> _Task item_: Reproduce each of the following records without any deviation.

[Excerpts from an interface dataset]

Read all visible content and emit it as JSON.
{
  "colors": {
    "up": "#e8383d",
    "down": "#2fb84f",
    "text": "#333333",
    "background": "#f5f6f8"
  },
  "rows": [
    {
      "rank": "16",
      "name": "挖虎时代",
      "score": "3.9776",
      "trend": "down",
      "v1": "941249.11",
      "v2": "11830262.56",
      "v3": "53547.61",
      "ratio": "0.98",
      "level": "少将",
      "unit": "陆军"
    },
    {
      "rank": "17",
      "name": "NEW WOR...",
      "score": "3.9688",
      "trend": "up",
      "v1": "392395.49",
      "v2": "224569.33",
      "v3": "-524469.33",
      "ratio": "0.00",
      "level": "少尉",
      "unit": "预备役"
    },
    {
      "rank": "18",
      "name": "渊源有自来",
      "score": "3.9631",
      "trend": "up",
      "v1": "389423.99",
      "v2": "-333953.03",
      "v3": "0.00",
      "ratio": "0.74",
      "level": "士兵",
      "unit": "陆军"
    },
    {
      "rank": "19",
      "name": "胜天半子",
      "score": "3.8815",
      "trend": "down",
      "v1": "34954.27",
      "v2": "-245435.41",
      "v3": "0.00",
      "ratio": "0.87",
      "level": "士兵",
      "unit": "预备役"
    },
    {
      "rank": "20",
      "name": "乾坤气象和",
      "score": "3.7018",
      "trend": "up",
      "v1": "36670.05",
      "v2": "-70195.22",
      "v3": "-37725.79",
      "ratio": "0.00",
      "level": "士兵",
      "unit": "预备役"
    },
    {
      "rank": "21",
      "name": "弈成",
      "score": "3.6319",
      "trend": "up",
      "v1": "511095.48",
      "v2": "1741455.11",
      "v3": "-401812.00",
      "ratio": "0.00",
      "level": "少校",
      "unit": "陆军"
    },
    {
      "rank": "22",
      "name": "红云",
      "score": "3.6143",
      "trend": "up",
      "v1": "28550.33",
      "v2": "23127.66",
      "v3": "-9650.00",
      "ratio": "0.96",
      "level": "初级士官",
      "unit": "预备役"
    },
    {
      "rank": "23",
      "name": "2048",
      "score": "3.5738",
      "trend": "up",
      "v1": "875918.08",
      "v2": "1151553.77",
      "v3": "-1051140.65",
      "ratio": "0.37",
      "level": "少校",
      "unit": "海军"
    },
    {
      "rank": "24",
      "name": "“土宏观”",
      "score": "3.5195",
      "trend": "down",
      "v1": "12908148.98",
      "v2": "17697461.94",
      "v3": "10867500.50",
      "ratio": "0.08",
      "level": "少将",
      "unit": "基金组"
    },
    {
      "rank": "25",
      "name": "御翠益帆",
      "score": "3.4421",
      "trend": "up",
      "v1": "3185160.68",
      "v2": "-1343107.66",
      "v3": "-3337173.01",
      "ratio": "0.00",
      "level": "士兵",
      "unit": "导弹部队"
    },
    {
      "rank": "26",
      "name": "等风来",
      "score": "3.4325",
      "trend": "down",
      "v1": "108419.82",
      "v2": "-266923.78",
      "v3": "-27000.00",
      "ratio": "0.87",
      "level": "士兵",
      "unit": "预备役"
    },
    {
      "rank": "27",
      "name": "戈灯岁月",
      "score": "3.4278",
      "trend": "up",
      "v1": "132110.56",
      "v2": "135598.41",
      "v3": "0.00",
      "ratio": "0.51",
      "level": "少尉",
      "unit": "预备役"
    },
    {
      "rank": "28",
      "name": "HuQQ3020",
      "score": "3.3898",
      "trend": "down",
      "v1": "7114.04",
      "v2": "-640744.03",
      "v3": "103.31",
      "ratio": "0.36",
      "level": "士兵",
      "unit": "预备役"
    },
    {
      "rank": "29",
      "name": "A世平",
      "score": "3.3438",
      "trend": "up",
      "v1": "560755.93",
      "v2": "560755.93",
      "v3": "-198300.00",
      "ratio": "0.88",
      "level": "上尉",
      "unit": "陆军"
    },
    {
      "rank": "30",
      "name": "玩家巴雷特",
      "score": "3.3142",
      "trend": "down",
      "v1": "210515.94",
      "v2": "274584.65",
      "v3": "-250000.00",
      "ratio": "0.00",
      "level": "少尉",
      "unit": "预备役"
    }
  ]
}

> _Solution to this exercise_:
Read all visible content and emit it as JSON.
{
  "colors": {
    "up": "#e8383d",
    "down": "#2fb84f",
    "text": "#333333",
    "background": "#f5f6f8"
  },
  "rows": [
    {
      "rank": "16",
      "name": "挖虎时代",
      "score": "3.9776",
      "trend": "down",
      "v1": "941249.11",
      "v2": "11830262.56",
      "v3": "53547.61",
      "ratio": "0.98",
      "level": "少将",
      "unit": "陆军"
    },
    {
      "rank": "17",
      "name": "NEW WOR...",
      "score": "3.9688",
      "trend": "up",
      "v1": "392395.49",
      "v2": "224569.33",
      "v3": "-524469.33",
      "ratio": "0.00",
      "level": "少尉",
      "unit": "预备役"
    },
    {
      "rank": "18",
      "name": "渊源有自来",
      "score": "3.9631",
      "trend": "up",
      "v1": "389423.99",
      "v2": "-333953.03",
      "v3": "0.00",
      "ratio": "0.74",
      "level": "士兵",
      "unit": "陆军"
    },
    {
      "rank": "19",
      "name": "胜天半子",
      "score": "3.8815",
      "trend": "down",
      "v1": "34954.27",
      "v2": "-245435.41",
      "v3": "0.00",
      "ratio": "0.87",
      "level": "士兵",
      "unit": "预备役"
    },
    {
      "rank": "20",
      "name": "乾坤气象和",
      "score": "3.7018",
      "trend": "up",
      "v1": "36670.05",
      "v2": "-70195.22",
      "v3": "-37725.79",
      "ratio": "0.00",
      "level": "士兵",
      "unit": "预备役"
    },
    {
      "rank": "21",
      "name": "弈成",
      "score": "3.6319",
      "trend": "up",
      "v1": "511095.48",
      "v2": "1741455.11",
      "v3": "-401812.00",
      "ratio": "0.00",
      "level": "少校",
      "unit": "陆军"
    },
    {
      "rank": "22",
      "name": "红云",
      "score": "3.6143",
      "trend": "up",
      "v1": "28550.33",
      "v2": "23127.66",
      "v3": "-9650.00",
      "ratio": "0.96",
      "level": "初级士官",
      "unit": "预备役"
    },
    {
      "rank": "23",
      "name": "2048",
      "score": "3.5738",
      "trend": "up",
      "v1": "875918.08",
      "v2": "1151553.77",
      "v3": "-1051140.65",
      "ratio": "0.37",
      "level": "少校",
      "unit": "海军"
    },
    {
      "rank": "24",
      "name": "“土宏观”",
      "score": "3.5195",
      "trend": "down",
      "v1": "12908148.98",
      "v2": "17697461.94",
      "v3": "10867500.50",
      "ratio": "0.08",
      "level": "少将",
      "unit": "基金组"
    },
    {
      "rank": "25",
      "name": "御翠益帆",
      "score": "3.4421",
      "trend": "up",
      "v1": "3185160.68",
      "v2": "-1343107.66",
      "v3": "-3337173.01",
      "ratio": "0.00",
      "level": "士兵",
      "unit": "导弹部队"
    },
    {
      "rank": "26",
      "name": "等风来",
      "score": "3.4325",
      "trend": "down",
      "v1": "108419.82",
      "v2": "-266923.78",
      "v3": "-27000.00",
      "ratio": "0.87",
      "level": "士兵",
      "unit": "预备役"
    },
    {
      "rank": "27",
      "name": "戈灯岁月",
      "score": "3.4278",
      "trend": "up",
      "v1": "132110.56",
      "v2": "135598.41",
      "v3": "0.00",
      "ratio": "0.51",
      "level": "少尉",
      "unit": "预备役"
    },
    {
      "rank": "28",
      "name": "HuQQ3020",
      "score": "3.3898",
      "trend": "down",
      "v1": "7114.04",
      "v2": "-640744.03",
      "v3": "103.31",
      "ratio": "0.36",
      "level": "士兵",
      "unit": "预备役"
    },
    {
      "rank": "29",
      "name": "A世平",
      "score": "3.3438",
      "trend": "up",
      "v1": "560755.93",
      "v2": "560755.93",
      "v3": "-198300.00",
      "ratio": "0.88",
      "level": "上尉",
      "unit": "陆军"
    },
    {
      "rank": "30",
      "name": "玩家巴雷特",
      "score": "3.3142",
      "trend": "down",
      "v1": "210515.94",
      "v2": "274584.65",
      "v3": "-250000.00",
      "ratio": "0.00",
      "level": "少尉",
      "unit": "预备役"
    }
  ]
}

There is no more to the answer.